EPA Science Inventory

Examination of Acute Pulmonary Responses to Various Cookstove Exhaust Emissions

Citation:

Gibbs-Flournoy, E., J. Jetter, Todd Krantz, C. King, J. Richards, M. Daniels, E. Boykin, R. Jaskot, R. Harrison, J. Griffioen, I. Gilmour, AND J. Dye. Examination of Acute Pulmonary Responses to Various Cookstove Exhaust Emissions. Presented at Society of Toxicology, Phoenix, AZ, March 23 - 27, 2014.

Description:

Air pollution is a global public heath problem, to which the emissions from rudimentary cooking devices has been estimated to contribute significantly through the burning of various types of biomass. Notably, exposure to cookstove emissions (CE) has been linked to increases in morbidity and mortality causing an estimated 4 million deaths which most frequently impact women and children. Current efforts to reduce CE have led to the development of several new cookstove (CS) designs. Although some studies have characterized improvements in the overall release of specific pollutants from modern CS, there is less information regarding the potential health benefits that may be derived from their usage. In this study, current models representing 4 different CS types, 3-Stone (3S), Forced Draft (FD), Natural Draft (ND), and Propane (PR), were used under the same cooking conditions for two consecutive cooking cycles. Exhaust emissions from each stove were characterized, and young adult female CD-1 mice were simultaneously exposed for a 3 hr period. Various endpoints examined at 0, 4, and 24 hr post-exposure (PE) included lung inflammation and changes in redox status/antioxidant capacity. Of these endpoints, CS emissions were observed to most significantly affect the pulmonary redox status of exposed animals via the oxidation of cellular glutathione. As compared to filtered air controls, lung homogenates from CE-exposed mice had consistently decreased levels of reduced glutathione (GSH), with corresponding increases in disulfide glutathione (GSSG), at 0 and 24 hr PE for all 4 CS. While no significant increases in pulmonary inflammation were observed in CE-exposed animals, macrophages from 3S and ND-exposed mice had a visible particle burden 24 hours PE, as compared to air controls. Together, these data support the need for a continued assessment of the health effects resultant from prolonged exposure to the exhaust emissions of modern CS. (Does not necessarily reflect USEPA policy)

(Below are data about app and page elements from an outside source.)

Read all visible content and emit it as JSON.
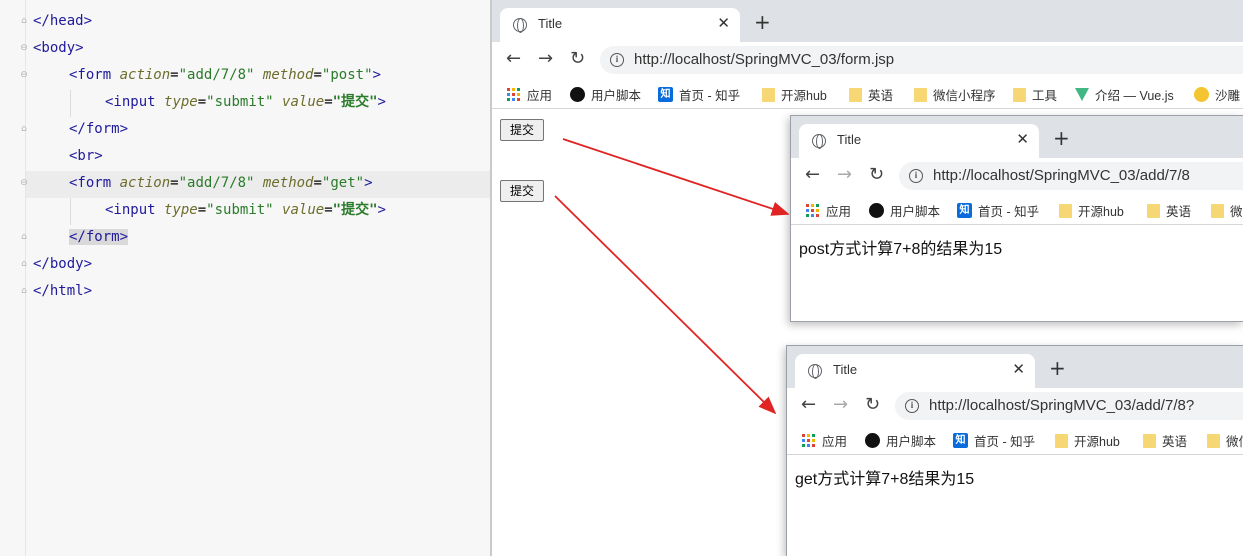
{
  "editor": {
    "lines": [
      {
        "text": "</head>"
      },
      {
        "text": "<body>"
      },
      {
        "form_open": "<form",
        "attr1": "action",
        "val1": "\"add/7/8\"",
        "attr2": "method",
        "val2": "\"post\"",
        "close": ">"
      },
      {
        "input_open": "<input",
        "attr1": "type",
        "val1": "\"submit\"",
        "attr2": "value",
        "val2": "\"提交\"",
        "close": ">"
      },
      {
        "text": "</form>"
      },
      {
        "text": "<br>"
      },
      {
        "form_open": "<form",
        "attr1": "action",
        "val1": "\"add/7/8\"",
        "attr2": "method",
        "val2": "\"get\"",
        "close": ">"
      },
      {
        "input_open": "<input",
        "attr1": "type",
        "val1": "\"submit\"",
        "attr2": "value",
        "val2": "\"提交\"",
        "close": ">"
      },
      {
        "text": "</form>"
      },
      {
        "text": "</body>"
      },
      {
        "text": "</html>"
      }
    ]
  },
  "browser_main": {
    "tab_title": "Title",
    "url": "http://localhost/SpringMVC_03/form.jsp",
    "bookmarks": [
      "应用",
      "用户脚本",
      "首页 - 知乎",
      "开源hub",
      "英语",
      "微信小程序",
      "工具",
      "介绍 — Vue.js",
      "沙雕"
    ],
    "buttons": [
      "提交",
      "提交"
    ]
  },
  "browser_post": {
    "tab_title": "Title",
    "url": "http://localhost/SpringMVC_03/add/7/8",
    "bookmarks": [
      "应用",
      "用户脚本",
      "首页 - 知乎",
      "开源hub",
      "英语",
      "微"
    ],
    "result": "post方式计算7+8的结果为15"
  },
  "browser_get": {
    "tab_title": "Title",
    "url": "http://localhost/SpringMVC_03/add/7/8?",
    "bookmarks": [
      "应用",
      "用户脚本",
      "首页 - 知乎",
      "开源hub",
      "英语",
      "微信"
    ],
    "result": "get方式计算7+8结果为15"
  },
  "colors": {
    "arrow": "#e02424",
    "tag": "#1f1a9b",
    "attr": "#6d6d2c",
    "string": "#2a7b2a"
  }
}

Purpose/Objective:

Air pollution is a global public heath problem, to which the emissions from rudimentary cooking devices has been estimated to contribute significantly through the burning of various types of biomass. Notably, exposure to cookstove emissions (CE) has been linked to increases in morbidity and mortality causing an estimated 4 million deaths which most frequently impact women and children. Current efforts to reduce CE have led to the development of several new cookstove (CS) designs. Although some studies have characterized improvements in the overall release of specific pollutants from modern CS, there is less information regarding the potential health benefits that may be derived from their usage. In this study,the lung toxicity of CE from different stove types were characterized in laboratory rodents.

URLs/Downloads:

EAGF 2014 SOT ABSTRACT-5.PDF   (PDF,NA pp, 134.504 KB,  about PDF)

Record Details:

Record Type: DOCUMENT (PRESENTATION/ABSTRACT)
Completion Date: 03/14/2014
Record Last Revised: 03/14/2014
Record Created: 03/14/2014
Record Released: 03/14/2014
OMB Category: Other
Record ID: 270928

Organization:

U.S. ENVIRONMENTAL PROTECTION AGENCY

OFFICE OF RESEARCH AND DEVELOPMENT

NATIONAL HEALTH AND ENVIRONMENTAL EFFECTS RESEARCH LAB

ENVIRONMENTAL PUBLIC HEALTH DIVISION

CARDIOPULMONARY AND IMMUNOTOXICOLOGY BRANCH